(Recorded data)
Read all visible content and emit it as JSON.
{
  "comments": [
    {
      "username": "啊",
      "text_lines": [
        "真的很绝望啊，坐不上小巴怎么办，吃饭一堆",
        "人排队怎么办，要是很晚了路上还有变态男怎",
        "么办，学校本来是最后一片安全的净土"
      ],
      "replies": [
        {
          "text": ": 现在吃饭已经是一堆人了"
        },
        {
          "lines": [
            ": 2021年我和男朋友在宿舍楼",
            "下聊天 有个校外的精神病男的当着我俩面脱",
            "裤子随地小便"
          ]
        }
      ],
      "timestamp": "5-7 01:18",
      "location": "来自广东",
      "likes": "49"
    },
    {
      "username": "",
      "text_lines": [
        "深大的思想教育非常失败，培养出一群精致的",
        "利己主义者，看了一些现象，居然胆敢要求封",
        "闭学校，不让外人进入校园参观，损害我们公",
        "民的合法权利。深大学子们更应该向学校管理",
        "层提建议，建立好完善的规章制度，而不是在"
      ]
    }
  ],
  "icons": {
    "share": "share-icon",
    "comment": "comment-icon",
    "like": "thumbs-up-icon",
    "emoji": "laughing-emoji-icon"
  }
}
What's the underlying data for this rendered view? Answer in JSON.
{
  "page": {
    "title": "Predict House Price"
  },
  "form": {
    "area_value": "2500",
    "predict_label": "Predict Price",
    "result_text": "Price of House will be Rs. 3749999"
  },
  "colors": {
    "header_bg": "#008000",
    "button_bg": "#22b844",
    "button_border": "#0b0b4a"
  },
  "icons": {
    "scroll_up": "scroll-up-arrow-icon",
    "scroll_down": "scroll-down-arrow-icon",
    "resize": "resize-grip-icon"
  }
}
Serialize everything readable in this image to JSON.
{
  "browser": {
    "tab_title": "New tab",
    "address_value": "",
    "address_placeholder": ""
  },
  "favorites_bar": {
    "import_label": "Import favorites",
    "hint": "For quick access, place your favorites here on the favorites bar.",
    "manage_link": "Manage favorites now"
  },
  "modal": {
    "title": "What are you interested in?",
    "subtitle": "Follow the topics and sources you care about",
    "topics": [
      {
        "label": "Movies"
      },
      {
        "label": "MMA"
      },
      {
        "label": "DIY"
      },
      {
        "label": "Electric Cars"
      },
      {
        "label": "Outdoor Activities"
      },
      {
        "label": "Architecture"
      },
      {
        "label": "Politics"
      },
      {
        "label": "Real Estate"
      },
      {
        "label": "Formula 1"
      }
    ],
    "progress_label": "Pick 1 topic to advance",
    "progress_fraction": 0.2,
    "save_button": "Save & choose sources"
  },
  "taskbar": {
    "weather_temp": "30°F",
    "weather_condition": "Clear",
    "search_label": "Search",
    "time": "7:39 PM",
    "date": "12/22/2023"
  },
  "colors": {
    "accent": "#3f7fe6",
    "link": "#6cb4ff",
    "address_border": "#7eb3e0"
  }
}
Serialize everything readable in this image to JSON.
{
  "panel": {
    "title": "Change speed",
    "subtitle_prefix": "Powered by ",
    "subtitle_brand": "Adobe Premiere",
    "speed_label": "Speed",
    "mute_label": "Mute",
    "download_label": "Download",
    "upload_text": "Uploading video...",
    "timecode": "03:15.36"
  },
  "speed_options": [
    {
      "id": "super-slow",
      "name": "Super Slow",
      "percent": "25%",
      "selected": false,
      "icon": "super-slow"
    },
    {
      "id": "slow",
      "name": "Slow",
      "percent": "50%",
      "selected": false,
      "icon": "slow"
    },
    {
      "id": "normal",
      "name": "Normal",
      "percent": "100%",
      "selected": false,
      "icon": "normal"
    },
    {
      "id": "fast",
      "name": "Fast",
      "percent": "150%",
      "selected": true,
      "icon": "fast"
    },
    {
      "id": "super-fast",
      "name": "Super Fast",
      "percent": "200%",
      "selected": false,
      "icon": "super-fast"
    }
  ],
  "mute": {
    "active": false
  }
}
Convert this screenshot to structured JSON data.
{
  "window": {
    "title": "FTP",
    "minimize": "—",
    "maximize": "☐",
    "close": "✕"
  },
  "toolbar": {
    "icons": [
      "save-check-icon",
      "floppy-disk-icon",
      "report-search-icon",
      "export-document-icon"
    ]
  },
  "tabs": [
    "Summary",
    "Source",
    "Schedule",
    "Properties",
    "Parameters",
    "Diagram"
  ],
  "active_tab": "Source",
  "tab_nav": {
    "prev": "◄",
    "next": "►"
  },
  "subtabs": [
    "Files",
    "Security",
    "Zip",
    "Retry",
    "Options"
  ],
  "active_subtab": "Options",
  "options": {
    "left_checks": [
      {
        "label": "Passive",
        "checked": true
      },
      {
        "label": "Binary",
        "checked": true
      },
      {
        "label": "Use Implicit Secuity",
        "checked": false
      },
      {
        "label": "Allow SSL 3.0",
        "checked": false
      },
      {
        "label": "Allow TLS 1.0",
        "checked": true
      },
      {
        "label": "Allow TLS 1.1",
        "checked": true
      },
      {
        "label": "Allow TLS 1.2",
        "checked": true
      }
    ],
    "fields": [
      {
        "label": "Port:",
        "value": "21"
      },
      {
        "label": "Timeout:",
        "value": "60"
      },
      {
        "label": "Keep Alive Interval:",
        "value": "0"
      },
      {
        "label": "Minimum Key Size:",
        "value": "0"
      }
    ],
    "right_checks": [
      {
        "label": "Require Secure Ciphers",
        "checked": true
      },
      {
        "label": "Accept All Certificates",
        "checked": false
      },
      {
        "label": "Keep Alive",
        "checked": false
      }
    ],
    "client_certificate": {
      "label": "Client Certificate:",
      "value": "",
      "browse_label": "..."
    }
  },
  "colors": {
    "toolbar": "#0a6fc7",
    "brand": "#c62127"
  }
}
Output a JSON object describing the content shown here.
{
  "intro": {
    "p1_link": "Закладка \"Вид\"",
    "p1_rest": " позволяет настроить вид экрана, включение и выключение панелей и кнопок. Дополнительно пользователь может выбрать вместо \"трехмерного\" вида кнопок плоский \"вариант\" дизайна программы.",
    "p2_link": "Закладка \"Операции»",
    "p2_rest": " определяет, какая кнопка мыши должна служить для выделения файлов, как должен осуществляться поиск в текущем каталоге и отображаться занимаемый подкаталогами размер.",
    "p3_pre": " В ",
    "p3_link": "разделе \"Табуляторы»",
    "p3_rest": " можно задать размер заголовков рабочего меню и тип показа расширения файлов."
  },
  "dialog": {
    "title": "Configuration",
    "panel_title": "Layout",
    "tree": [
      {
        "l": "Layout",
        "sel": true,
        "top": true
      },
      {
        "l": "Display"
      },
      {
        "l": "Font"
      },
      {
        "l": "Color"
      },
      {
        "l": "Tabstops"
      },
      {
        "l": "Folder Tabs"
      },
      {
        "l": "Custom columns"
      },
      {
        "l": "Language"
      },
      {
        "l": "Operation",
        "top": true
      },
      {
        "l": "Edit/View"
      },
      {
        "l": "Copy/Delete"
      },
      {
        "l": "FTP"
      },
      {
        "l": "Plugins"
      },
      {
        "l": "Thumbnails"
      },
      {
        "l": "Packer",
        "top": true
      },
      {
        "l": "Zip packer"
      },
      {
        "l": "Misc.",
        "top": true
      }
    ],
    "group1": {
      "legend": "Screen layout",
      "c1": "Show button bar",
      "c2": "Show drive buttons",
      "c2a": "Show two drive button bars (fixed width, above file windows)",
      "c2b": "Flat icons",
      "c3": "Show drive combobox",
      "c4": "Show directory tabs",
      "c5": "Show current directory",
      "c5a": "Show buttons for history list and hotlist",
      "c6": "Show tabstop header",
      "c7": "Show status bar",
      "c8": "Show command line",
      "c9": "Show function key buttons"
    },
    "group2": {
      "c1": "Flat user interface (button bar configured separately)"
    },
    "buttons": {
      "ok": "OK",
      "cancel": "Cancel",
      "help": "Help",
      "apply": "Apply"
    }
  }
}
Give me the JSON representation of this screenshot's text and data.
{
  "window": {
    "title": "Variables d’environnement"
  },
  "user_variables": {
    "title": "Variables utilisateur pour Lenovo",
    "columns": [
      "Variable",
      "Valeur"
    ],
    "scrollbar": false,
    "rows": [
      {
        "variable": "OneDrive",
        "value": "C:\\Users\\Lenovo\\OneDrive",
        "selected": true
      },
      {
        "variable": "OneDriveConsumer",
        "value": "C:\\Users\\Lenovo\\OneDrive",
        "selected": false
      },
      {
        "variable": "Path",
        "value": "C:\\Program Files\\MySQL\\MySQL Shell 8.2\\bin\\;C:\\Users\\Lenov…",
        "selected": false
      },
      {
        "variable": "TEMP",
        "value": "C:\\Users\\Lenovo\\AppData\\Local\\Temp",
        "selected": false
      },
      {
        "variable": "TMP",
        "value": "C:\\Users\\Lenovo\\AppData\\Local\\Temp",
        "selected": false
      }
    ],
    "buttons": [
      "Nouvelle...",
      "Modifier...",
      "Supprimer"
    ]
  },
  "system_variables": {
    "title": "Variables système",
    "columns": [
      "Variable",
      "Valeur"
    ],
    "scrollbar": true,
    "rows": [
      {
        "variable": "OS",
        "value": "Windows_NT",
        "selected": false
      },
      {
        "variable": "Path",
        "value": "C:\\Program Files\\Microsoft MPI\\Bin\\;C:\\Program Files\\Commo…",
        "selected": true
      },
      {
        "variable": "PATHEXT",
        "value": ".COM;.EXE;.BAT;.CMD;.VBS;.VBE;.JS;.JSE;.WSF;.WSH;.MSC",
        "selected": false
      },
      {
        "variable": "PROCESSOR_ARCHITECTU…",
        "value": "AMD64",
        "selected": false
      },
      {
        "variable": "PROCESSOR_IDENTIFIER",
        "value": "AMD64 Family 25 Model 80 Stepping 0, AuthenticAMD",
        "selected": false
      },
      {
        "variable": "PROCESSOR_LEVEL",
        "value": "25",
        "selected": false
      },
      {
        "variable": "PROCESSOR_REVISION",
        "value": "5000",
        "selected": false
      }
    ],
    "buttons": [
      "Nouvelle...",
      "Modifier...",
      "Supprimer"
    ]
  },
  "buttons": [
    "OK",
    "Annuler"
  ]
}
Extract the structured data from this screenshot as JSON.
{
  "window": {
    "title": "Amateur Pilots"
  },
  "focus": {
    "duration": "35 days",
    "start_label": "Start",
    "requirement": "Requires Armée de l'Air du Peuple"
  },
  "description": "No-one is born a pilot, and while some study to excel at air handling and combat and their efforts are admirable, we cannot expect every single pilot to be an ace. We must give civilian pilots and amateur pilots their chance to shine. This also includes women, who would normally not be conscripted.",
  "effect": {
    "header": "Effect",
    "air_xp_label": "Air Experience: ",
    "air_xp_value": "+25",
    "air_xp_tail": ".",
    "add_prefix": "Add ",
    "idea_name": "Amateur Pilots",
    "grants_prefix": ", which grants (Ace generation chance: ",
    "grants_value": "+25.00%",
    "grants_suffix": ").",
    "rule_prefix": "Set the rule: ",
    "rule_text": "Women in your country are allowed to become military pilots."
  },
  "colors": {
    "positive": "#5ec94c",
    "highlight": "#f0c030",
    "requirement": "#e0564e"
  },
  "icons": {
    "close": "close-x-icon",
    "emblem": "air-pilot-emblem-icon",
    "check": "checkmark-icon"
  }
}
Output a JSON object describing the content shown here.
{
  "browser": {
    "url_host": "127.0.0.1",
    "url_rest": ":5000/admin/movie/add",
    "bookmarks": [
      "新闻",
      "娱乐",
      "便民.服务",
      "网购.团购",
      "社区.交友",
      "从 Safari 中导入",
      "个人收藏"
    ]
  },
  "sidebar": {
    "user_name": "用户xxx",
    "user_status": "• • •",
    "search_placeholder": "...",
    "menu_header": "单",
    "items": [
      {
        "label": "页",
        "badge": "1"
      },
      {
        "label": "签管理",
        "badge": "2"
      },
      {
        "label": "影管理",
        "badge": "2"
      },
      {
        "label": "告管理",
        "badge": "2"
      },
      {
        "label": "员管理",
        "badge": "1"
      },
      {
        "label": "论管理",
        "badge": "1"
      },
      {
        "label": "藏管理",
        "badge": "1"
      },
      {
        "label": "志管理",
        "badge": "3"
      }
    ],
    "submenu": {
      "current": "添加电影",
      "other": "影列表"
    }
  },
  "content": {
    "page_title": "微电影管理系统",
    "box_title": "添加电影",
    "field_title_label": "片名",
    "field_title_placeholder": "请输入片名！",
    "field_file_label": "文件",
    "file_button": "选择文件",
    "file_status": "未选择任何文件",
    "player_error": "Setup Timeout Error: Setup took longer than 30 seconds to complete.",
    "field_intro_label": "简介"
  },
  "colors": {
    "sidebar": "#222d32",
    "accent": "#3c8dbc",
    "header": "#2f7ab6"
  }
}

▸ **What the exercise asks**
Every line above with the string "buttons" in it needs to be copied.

▸ **Solution to this problem**
      "c2": "Show drive buttons",
      "c5a": "Show buttons for history list and hotlist",
      "c9": "Show function key buttons"
    "buttons": {
    "buttons": [
    "buttons": [
  "buttons": [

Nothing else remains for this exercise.